PROBLEM DETAILS
The word "true" may appear in some lines of the data; copy every such line.
:::
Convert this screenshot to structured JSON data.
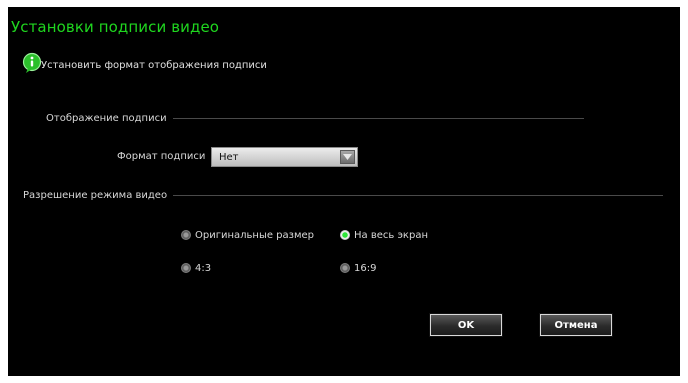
{
  "dialog": {
    "title": "Установки подписи видео",
    "subtitle": "Установить формат отображения подписи"
  },
  "caption_display": {
    "section_label": "Отображение подписи",
    "format_label": "Формат подписи",
    "format_value": "Нет"
  },
  "video_mode": {
    "section_label": "Разрешение режима видео",
    "options": [
      {
        "label": "Оригинальные размер",
        "checked": false
      },
      {
        "label": "На весь экран",
        "checked": true
      },
      {
        "label": "4:3",
        "checked": false
      },
      {
        "label": "16:9",
        "checked": false
      }
    ]
  },
  "buttons": {
    "ok": "OK",
    "cancel": "Отмена"
  },
  "icons": {
    "info": "info-icon",
    "dropdown": "chevron-down-icon"
  },
  "colors": {
    "title_green": "#1fd61f",
    "background": "#000000",
    "radio_selected": "#2fe63a"
  }
}
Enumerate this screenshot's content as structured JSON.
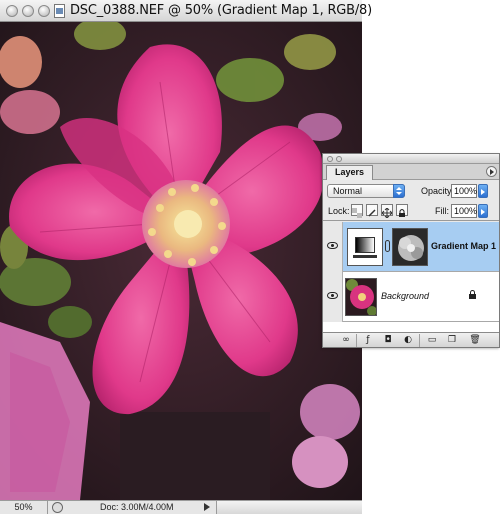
{
  "document": {
    "title": "DSC_0388.NEF @ 50% (Gradient Map 1, RGB/8)",
    "zoom": "50%",
    "doc_size": "Doc: 3.00M/4.00M"
  },
  "layers_panel": {
    "tab_label": "Layers",
    "blend_mode": "Normal",
    "opacity_label": "Opacity:",
    "opacity_value": "100%",
    "lock_label": "Lock:",
    "fill_label": "Fill:",
    "fill_value": "100%",
    "layers": [
      {
        "name": "Gradient Map 1",
        "selected": true,
        "visible": true
      },
      {
        "name": "Background",
        "selected": false,
        "visible": true,
        "locked": true
      }
    ]
  },
  "icons": [
    "window-close-icon",
    "window-minimize-icon",
    "window-zoom-icon",
    "document-icon",
    "eye-icon",
    "chain-link-icon",
    "lock-icon",
    "lock-transparent-pixels-icon",
    "lock-image-pixels-icon",
    "lock-position-icon",
    "link-layers-icon",
    "layer-style-icon",
    "layer-mask-icon",
    "adjustment-layer-icon",
    "new-group-icon",
    "new-layer-icon",
    "trash-icon",
    "panel-menu-icon"
  ],
  "colors": {
    "selected_layer": "#a7cdf2",
    "aqua_blue": "#2c6fd0",
    "flower_pink": "#e3418f"
  }
}
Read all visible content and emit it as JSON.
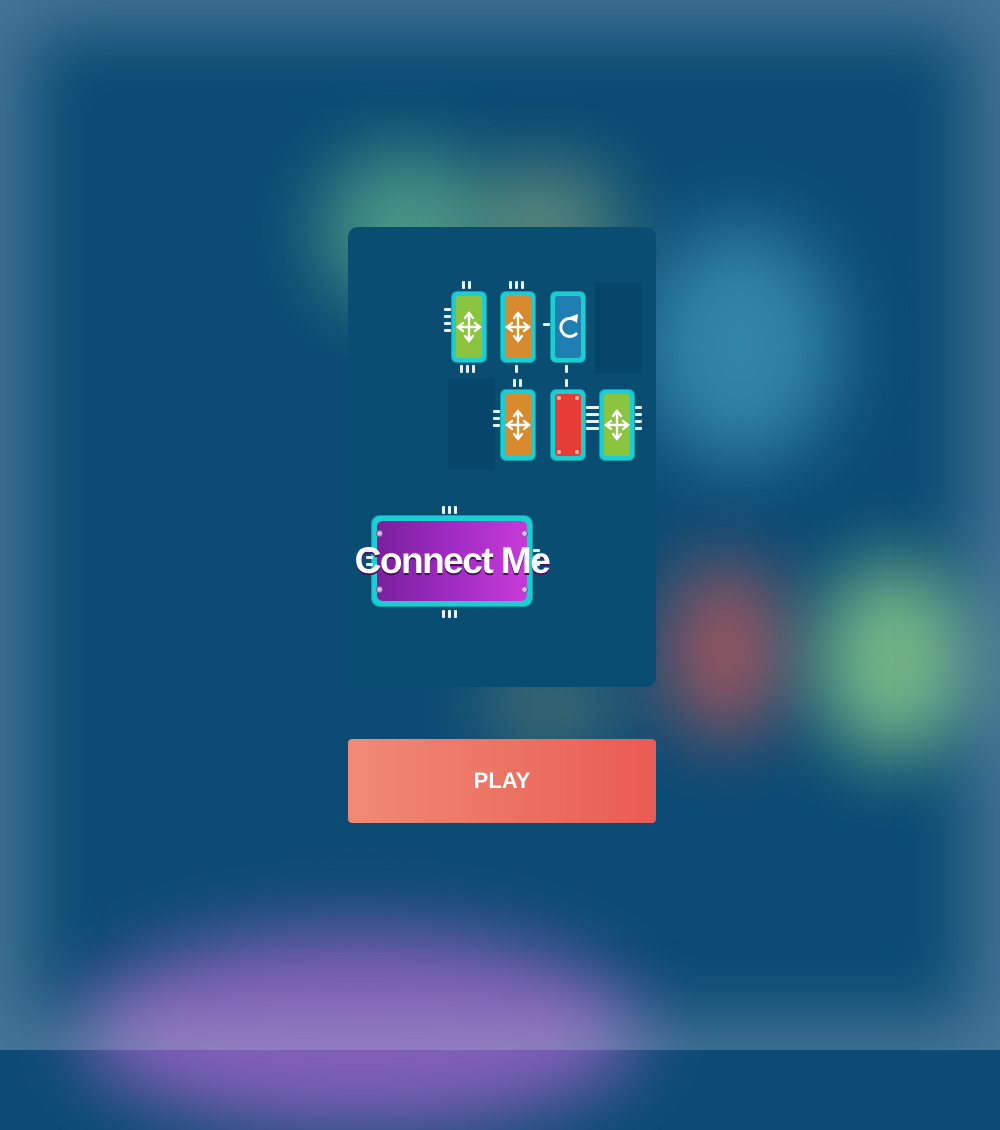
{
  "game": {
    "title": "Connect Me",
    "play_label": "PLAY"
  },
  "preview": {
    "tiles": [
      {
        "row": 0,
        "col": 0,
        "type": "free-move",
        "color": "#8bc53f",
        "icon": "four-way-arrows-icon"
      },
      {
        "row": 0,
        "col": 1,
        "type": "free-move",
        "color": "#d78a2e",
        "icon": "four-way-arrows-icon"
      },
      {
        "row": 0,
        "col": 2,
        "type": "rotate",
        "color": "#1f7fb3",
        "icon": "rotate-icon"
      },
      {
        "row": 1,
        "col": 1,
        "type": "free-move",
        "color": "#d78a2e",
        "icon": "four-way-arrows-icon"
      },
      {
        "row": 1,
        "col": 2,
        "type": "fixed",
        "color": "#e63c35",
        "icon": "rivets-icon"
      },
      {
        "row": 1,
        "col": 3,
        "type": "free-move",
        "color": "#8bc53f",
        "icon": "four-way-arrows-icon"
      }
    ]
  },
  "colors": {
    "background": "#0b4b74",
    "panel": "#0a4d73",
    "play_button": "#ec6f60",
    "logo": "#a32dc6"
  }
}
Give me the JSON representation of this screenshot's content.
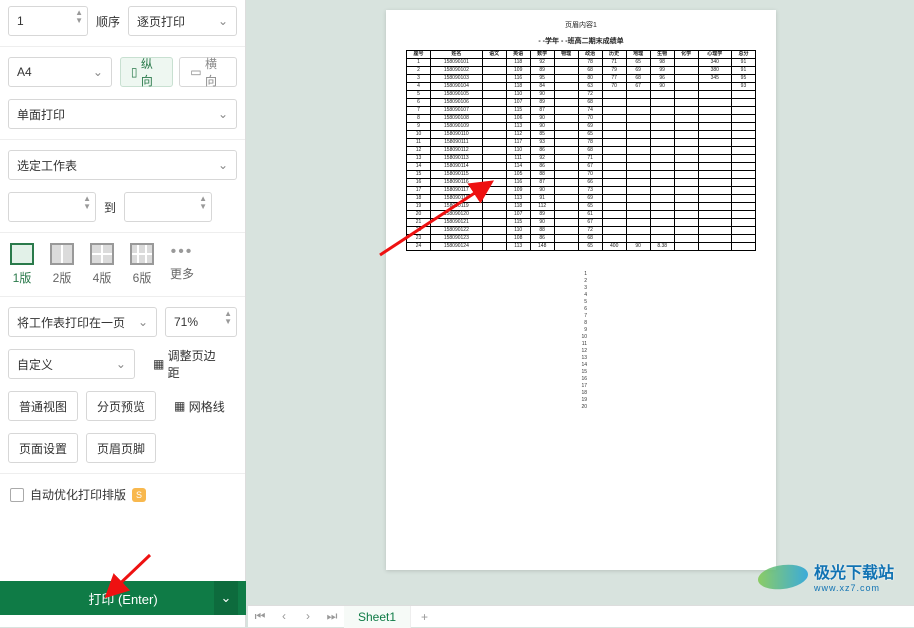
{
  "copies": {
    "value": "1",
    "order_label": "顺序",
    "collate_label": "逐页打印"
  },
  "paper": {
    "size": "A4",
    "portrait": "纵向",
    "landscape": "横向",
    "portrait_active": true
  },
  "duplex": "单面打印",
  "scope": "选定工作表",
  "range": {
    "to_label": "到",
    "from": "",
    "to": ""
  },
  "layout": {
    "opt1": "1版",
    "opt2": "2版",
    "opt4": "4版",
    "opt6": "6版",
    "more": "更多"
  },
  "fit": {
    "label": "将工作表打印在一页",
    "scale": "71%"
  },
  "custom": "自定义",
  "margins_label": "调整页边距",
  "view_normal": "普通视图",
  "view_pagebreak": "分页预览",
  "gridlines": "网格线",
  "page_setup": "页面设置",
  "header_footer": "页眉页脚",
  "auto_optimize": "自动优化打印排版",
  "print_button": "打印 (Enter)",
  "sheet_tab": "Sheet1",
  "preview": {
    "header": "页眉内容1",
    "title": "- -学年 - -班高二期末成绩单",
    "headers": [
      "座号",
      "姓名",
      "语文",
      "英语",
      "数学",
      "物理",
      "政治",
      "历史",
      "地理",
      "生物",
      "化学",
      "心理学",
      "总分"
    ],
    "rows": [
      [
        "1",
        "158090101",
        "",
        "118",
        "92",
        "",
        "78",
        "71",
        "65",
        "98",
        "",
        "340",
        "91"
      ],
      [
        "2",
        "158090102",
        "",
        "109",
        "89",
        "",
        "68",
        "79",
        "69",
        "99",
        "",
        "380",
        "91"
      ],
      [
        "3",
        "158090103",
        "",
        "116",
        "95",
        "",
        "80",
        "77",
        "68",
        "96",
        "",
        "345",
        "95"
      ],
      [
        "4",
        "158090104",
        "",
        "118",
        "84",
        "",
        "63",
        "70",
        "67",
        "90",
        "",
        "",
        "93"
      ],
      [
        "5",
        "158090105",
        "",
        "110",
        "90",
        "",
        "72",
        "",
        "",
        "",
        "",
        "",
        ""
      ],
      [
        "6",
        "158090106",
        "",
        "107",
        "89",
        "",
        "68",
        "",
        "",
        "",
        "",
        "",
        ""
      ],
      [
        "7",
        "158090107",
        "",
        "115",
        "87",
        "",
        "74",
        "",
        "",
        "",
        "",
        "",
        ""
      ],
      [
        "8",
        "158090108",
        "",
        "106",
        "90",
        "",
        "70",
        "",
        "",
        "",
        "",
        "",
        ""
      ],
      [
        "9",
        "158090109",
        "",
        "113",
        "90",
        "",
        "69",
        "",
        "",
        "",
        "",
        "",
        ""
      ],
      [
        "10",
        "158090110",
        "",
        "112",
        "85",
        "",
        "65",
        "",
        "",
        "",
        "",
        "",
        ""
      ],
      [
        "11",
        "158090111",
        "",
        "117",
        "93",
        "",
        "78",
        "",
        "",
        "",
        "",
        "",
        ""
      ],
      [
        "12",
        "158090112",
        "",
        "110",
        "86",
        "",
        "68",
        "",
        "",
        "",
        "",
        "",
        ""
      ],
      [
        "13",
        "158090113",
        "",
        "111",
        "92",
        "",
        "71",
        "",
        "",
        "",
        "",
        "",
        ""
      ],
      [
        "14",
        "158090114",
        "",
        "114",
        "86",
        "",
        "67",
        "",
        "",
        "",
        "",
        "",
        ""
      ],
      [
        "15",
        "158090115",
        "",
        "105",
        "88",
        "",
        "70",
        "",
        "",
        "",
        "",
        "",
        ""
      ],
      [
        "16",
        "158090116",
        "",
        "116",
        "87",
        "",
        "66",
        "",
        "",
        "",
        "",
        "",
        ""
      ],
      [
        "17",
        "158090117",
        "",
        "109",
        "90",
        "",
        "73",
        "",
        "",
        "",
        "",
        "",
        ""
      ],
      [
        "18",
        "158090118",
        "",
        "113",
        "91",
        "",
        "69",
        "",
        "",
        "",
        "",
        "",
        ""
      ],
      [
        "19",
        "158090119",
        "",
        "118",
        "112",
        "",
        "65",
        "",
        "",
        "",
        "",
        "",
        ""
      ],
      [
        "20",
        "158090120",
        "",
        "107",
        "89",
        "",
        "61",
        "",
        "",
        "",
        "",
        "",
        ""
      ],
      [
        "21",
        "158090121",
        "",
        "115",
        "90",
        "",
        "67",
        "",
        "",
        "",
        "",
        "",
        ""
      ],
      [
        "22",
        "158090122",
        "",
        "110",
        "88",
        "",
        "72",
        "",
        "",
        "",
        "",
        "",
        ""
      ],
      [
        "23",
        "158090123",
        "",
        "108",
        "86",
        "",
        "68",
        "",
        "",
        "",
        "",
        "",
        ""
      ],
      [
        "24",
        "158090124",
        "",
        "113",
        "148",
        "",
        "65",
        "400",
        "90",
        "8.38",
        "",
        "",
        ""
      ]
    ],
    "below_numbers": [
      "1",
      "2",
      "3",
      "4",
      "5",
      "6",
      "7",
      "8",
      "9",
      "10",
      "11",
      "12",
      "13",
      "14",
      "15",
      "16",
      "17",
      "18",
      "19",
      "20"
    ]
  },
  "watermark": {
    "main": "极光下载站",
    "sub": "www.xz7.com"
  }
}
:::
TASK SOLUTION
        "checked": true
        "selected": true,
        "visible": true
        "visible": true,
        "locked": true
    "portrait_active": true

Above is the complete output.